For U.S. Treasury Secretary Timothy F. Geithner, a weaker dollar may now be in the national interest. The dollar has dropped more than 7 percent since Aug. 27, when Chairman Ben S. Bernanke signaled the Federal Reserve is prepared to ease monetary policy. Where once such a decline may have been met with resistance from the U.S., Geithner may now be tolerating it as a way of bolstering the recovery.
Higher stock prices in turn are bolstering consumer and business confidence. The danger is that the decline gets out of hand, fueling increases in the cost of living over the long term and prompting investors to avoid U.S debt. As the dollar falls relative to foreign currencies, everything we export becomes less expensive to foreign consumers. So they buy more of our stuff, creating more jobs in the U.S. At the same time, everything they make costs us more. So we buy less from them and more from each other. Again, more jobs here at home.
Washington is actively pursuing a weak dollar as a jobs policy. (The dollar just plunged to a six-month low against the euro.) How? The Fed is keeping long-term interest rates so low global investors are heading elsewhere for high returns, which bids the dollar down. Every time another Fed official hints the Fed will start printing even more money (“quantitative easing” in Fed speak) the dollar takes another dive.
Meanwhile, Congress is ginning up legislation to allow the President to slap tariffs on Chinese imports because China is “artificially” keeping its currency low relative to the dollar. But using a weak dollar to create American jobs is foolish, for two reasons. First, no other country wants to lose jobs because its currency becomes too high relative to the dollar. So a weak dollar policy invites currency wars. Everyone loses.

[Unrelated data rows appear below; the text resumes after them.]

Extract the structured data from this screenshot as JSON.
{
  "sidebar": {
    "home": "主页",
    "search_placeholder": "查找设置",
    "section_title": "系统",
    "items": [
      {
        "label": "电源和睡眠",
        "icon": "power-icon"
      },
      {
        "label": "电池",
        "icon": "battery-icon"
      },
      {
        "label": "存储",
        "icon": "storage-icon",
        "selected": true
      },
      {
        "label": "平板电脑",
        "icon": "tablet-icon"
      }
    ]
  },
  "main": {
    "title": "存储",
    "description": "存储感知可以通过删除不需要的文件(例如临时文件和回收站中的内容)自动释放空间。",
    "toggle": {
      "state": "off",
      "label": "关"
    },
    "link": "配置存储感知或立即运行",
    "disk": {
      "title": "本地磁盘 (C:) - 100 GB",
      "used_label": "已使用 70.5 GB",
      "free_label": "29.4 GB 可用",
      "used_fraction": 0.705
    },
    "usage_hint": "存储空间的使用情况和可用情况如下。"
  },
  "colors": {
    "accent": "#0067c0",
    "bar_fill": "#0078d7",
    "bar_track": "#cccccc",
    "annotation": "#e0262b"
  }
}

At least a half dozen other countries are now actively pushing down the value of their currencies. Japan recently sold some $20 billion of yen in order to keep the yen down, the biggest ever sell-off in single day. Brazil’s high interest rates are attracting global investors and pushing up the value of Brazil’s currency. This is crippling Brazil’s exports and fueling unemployment. Here’s the other problem. Even if we succeed, a weak dollar makes us poorer. Imports are around 18 percent of the US economy, so a dropping dollar is exactly like an extra tax on 18 percent of what we buy.
It’s no big accomplishment to create jobs by getting poorer.